Possibly the most passionate call to arms of the book, however, is the one that, at first, might seem almost outrageous. In a world like ours where “conflict of interests” is routinely deplored, the book makes a thoughtful and penetrating observation. Not only, do we read, that “Life is a conflict of interests,” but, even more surprisingly, that this is “not inherently bad.” So much does this seem the most iconoclastic claim of the book, that the assertions that arise as a kind of corollary deserve fuller quoting:
It’s time to begin recognizing, formally, that conflicts of interest are generally common and often inevitable. Then we can proceed to mitigate, blamelessly, through proactive analysis and deliberative decision-making.
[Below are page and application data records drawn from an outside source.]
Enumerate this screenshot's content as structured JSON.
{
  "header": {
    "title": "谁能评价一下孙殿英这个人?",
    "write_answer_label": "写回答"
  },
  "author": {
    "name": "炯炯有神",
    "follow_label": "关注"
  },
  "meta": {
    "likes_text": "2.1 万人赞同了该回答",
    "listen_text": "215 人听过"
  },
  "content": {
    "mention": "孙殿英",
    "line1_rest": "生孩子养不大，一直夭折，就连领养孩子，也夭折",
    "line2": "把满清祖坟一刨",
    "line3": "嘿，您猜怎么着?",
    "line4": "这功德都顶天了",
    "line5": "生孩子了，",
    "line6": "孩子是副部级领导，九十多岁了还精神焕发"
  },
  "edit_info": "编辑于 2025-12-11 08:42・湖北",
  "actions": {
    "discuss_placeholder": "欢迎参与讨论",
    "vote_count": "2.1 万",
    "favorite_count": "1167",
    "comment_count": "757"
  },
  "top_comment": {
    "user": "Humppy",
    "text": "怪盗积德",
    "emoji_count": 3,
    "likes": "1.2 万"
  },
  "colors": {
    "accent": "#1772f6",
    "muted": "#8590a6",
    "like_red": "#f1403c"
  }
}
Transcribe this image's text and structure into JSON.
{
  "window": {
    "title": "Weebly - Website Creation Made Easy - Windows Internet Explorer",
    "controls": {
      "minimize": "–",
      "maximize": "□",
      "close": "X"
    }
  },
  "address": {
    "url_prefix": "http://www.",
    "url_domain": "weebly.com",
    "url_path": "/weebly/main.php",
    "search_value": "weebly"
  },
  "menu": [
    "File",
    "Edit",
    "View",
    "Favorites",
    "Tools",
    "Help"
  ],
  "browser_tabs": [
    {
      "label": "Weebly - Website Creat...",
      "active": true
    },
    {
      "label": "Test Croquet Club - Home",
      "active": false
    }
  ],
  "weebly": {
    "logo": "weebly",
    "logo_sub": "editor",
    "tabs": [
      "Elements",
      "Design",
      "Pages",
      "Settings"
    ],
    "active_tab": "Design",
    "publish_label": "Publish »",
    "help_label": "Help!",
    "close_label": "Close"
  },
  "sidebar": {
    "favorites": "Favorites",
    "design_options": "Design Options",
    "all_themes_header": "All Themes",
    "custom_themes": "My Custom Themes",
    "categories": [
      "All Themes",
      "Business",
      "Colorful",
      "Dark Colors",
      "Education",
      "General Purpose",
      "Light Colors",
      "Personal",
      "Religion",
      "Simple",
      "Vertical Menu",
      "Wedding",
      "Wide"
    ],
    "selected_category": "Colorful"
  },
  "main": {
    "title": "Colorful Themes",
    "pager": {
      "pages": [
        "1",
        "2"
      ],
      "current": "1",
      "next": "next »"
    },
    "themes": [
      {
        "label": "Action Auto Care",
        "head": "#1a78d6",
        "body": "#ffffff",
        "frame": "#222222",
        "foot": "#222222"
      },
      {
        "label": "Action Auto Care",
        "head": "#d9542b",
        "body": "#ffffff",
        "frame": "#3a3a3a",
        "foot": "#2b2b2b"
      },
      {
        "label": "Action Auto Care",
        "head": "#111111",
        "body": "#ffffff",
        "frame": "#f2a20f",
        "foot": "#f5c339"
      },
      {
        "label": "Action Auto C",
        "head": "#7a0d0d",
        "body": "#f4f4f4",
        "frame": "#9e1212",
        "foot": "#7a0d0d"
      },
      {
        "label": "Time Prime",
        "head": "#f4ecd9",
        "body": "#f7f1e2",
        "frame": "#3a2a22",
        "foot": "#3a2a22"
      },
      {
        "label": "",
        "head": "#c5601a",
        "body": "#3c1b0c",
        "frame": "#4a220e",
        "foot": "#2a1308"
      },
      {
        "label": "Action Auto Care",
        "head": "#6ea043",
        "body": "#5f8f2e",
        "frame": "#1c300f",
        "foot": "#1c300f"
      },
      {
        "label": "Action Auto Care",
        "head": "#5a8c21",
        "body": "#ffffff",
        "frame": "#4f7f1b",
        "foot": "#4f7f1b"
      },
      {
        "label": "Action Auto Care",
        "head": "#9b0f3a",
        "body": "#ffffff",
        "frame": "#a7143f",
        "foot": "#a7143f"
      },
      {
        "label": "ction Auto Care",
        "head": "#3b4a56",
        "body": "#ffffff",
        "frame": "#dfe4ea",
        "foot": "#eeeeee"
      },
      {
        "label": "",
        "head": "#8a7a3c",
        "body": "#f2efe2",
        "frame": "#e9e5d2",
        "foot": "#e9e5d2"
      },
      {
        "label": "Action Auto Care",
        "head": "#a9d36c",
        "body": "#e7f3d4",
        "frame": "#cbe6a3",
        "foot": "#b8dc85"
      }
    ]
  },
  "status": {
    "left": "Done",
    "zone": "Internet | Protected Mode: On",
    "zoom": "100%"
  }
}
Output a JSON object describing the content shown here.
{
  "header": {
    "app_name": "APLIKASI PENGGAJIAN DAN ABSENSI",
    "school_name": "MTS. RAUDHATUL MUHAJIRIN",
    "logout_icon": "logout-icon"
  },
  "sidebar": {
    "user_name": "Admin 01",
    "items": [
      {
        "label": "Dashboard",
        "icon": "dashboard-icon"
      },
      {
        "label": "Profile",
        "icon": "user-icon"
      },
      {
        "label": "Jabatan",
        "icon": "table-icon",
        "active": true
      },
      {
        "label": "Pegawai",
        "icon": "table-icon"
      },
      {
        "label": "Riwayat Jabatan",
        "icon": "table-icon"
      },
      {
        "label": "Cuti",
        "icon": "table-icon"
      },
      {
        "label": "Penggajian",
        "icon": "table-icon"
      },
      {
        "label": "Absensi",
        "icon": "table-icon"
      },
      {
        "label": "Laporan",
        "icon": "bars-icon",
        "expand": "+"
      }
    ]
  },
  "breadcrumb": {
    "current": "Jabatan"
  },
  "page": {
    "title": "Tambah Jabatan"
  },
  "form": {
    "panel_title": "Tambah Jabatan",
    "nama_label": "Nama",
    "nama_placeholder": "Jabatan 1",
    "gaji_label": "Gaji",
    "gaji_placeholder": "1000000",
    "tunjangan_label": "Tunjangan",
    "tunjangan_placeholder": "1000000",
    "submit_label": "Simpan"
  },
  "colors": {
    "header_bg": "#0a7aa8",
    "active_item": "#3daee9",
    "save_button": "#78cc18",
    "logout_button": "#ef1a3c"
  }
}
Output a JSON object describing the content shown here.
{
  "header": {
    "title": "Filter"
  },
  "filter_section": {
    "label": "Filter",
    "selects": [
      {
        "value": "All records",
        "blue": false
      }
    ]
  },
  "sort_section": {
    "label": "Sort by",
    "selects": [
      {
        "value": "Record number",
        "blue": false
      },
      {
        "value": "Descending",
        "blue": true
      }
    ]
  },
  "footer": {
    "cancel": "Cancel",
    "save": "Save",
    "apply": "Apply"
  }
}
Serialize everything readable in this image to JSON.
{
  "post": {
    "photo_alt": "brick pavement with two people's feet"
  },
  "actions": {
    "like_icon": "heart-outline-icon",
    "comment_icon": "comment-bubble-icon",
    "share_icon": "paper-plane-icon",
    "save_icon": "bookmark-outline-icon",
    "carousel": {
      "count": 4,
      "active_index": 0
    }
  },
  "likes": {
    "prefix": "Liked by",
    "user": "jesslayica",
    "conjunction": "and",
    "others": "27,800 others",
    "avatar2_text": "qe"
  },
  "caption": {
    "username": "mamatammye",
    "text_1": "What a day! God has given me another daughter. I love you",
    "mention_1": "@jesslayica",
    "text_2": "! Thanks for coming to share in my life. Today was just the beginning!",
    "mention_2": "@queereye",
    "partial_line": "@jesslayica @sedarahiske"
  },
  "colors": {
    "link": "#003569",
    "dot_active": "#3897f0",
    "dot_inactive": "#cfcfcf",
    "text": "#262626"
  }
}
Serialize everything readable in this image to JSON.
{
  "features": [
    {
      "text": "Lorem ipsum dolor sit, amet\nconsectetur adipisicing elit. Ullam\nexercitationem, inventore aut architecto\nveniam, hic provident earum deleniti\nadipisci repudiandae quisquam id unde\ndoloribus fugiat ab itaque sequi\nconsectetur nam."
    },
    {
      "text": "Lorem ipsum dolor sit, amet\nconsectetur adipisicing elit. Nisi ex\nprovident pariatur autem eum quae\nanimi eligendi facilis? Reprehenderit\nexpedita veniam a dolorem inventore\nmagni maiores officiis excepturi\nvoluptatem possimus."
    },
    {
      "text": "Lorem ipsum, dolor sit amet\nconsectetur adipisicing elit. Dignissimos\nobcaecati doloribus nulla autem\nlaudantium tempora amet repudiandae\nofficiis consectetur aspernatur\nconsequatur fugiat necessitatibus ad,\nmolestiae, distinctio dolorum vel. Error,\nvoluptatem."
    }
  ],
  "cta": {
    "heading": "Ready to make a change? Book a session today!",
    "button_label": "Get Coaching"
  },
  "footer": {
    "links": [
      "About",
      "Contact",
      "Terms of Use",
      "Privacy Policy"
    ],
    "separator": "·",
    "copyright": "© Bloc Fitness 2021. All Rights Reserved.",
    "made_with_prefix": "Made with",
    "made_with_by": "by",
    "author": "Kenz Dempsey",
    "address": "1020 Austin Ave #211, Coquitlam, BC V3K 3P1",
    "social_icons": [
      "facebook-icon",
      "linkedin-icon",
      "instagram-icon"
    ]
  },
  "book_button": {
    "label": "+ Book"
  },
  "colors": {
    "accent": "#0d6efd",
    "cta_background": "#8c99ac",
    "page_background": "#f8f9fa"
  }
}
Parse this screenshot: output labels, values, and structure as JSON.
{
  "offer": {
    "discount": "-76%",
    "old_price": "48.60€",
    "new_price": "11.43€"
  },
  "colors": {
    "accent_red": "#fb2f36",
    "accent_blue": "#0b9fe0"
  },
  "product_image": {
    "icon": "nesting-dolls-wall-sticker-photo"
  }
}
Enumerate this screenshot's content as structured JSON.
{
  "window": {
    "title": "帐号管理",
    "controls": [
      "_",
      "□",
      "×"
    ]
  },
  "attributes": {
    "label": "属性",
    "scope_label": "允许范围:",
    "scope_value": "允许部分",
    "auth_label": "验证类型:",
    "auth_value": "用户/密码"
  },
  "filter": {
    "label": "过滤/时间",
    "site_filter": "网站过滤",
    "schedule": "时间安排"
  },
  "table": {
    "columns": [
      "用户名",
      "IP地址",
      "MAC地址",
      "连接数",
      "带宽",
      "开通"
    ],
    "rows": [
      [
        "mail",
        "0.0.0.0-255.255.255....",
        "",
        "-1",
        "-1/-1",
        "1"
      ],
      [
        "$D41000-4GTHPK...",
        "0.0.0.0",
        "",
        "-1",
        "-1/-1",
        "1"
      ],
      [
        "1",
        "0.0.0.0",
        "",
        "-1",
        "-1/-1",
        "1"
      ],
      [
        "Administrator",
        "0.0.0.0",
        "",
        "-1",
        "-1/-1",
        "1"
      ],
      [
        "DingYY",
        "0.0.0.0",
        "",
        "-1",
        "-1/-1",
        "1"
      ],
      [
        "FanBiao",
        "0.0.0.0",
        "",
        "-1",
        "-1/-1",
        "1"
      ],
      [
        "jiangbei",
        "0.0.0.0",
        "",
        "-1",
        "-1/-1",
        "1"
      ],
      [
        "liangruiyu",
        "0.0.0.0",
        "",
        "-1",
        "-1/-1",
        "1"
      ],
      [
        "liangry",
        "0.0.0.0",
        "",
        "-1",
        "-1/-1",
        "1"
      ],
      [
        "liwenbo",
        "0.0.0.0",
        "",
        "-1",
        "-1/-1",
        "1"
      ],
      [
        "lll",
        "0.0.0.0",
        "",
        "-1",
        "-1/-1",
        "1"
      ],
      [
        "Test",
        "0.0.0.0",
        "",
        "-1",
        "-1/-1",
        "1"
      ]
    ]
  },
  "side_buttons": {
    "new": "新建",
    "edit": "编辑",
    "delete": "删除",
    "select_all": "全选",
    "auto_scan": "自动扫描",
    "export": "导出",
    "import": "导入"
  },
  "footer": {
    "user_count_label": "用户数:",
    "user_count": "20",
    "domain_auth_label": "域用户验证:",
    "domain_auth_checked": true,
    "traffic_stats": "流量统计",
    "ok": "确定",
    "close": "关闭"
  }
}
Under the current practice, directors are assumed not to be in conflict unless they acknowledge or post a matter of concern. This is an unrealistic standard that serves mostly to undermine faith in the system — among governors, the media, and the public….
The firmness of purpose that rings through a line like “It’s time to begin recognizing,” is even more evident in the book’s conclusion. Unusually, rather than just building to a rhetorical crescendo, the authors take a deep breath and repeat, in summary, the whole book. As the authors insist, though, so important is the book’s message, that the Summary — what they describe lightly as the “Coles Notes of Dave’s governance principles” — “should be copied and posted inside your director’s notebook.” A sense of purpose and a profound desire to have a real effect on decision-making can’t go much farther than this.
Indeed, the final words of the book could hardly be more impassioned:
Governance will not be transformed by people standing on the sidelines…. [A] successful shift to principled governance will require a new generation of managers and directors who learn, grasp, and implement the principles enunciated here.
You have taken the first step. May you find success and fulfillment in the steps to come.
Born on Vancouver Island, Theo Dombrowski grew up in Port Alberni and studied at the University of Victoria and later in Nova Scotia and London, England. With a doctorate in English literature, he returned to teach at Royal Roads, the University of Victoria, and finally at Lester Pearson College at Metchosin. He also studied painting and drawing at the Banff School of Fine Arts and at the University of Victoria. Editor’s note: Theo has written and illustrated several coastal walking and hiking guides, including Secret Beaches of the Salish Sea (Heritage House, 2012), Seaside Walks of Vancouver Island (Rocky Mountain Books, 2016), and Family Walks and Hikes of Vancouver Island (RMB, 2018, reviewed by Chris Fink-Jensen), as well as When Baby Boomers Retire. He has recently reviewed books by Aaron Bushkowsky, Devon Field, Pirjo Raits, Vince Ditrich, Madeline Sonik, and Alex Rose for The British Columbia Review. Theo Dombrowski lives at Nanoose Bay. Visit his website here.
The British Columbia Review
Publisher and Editor: Richard Mackie
Formerly The Ormsby Review, The British Columbia Review is an on-line book review and journal service for BC writers and readers. The Advisory Board consists of Jean Barman, Wade Davis, Robin Fisher, Barry Gough, Hugh Johnston, Kathy Mezei, Patricia Roy, Maria Tippett, and Graeme Wynn. Provincial Government Patron (since September 2018): Creative BC. Honorary Patron: Yosef Wosk. Scholarly Patron: SFU Graduate Liberal Studies.
“Only connect.” – E.M. Forster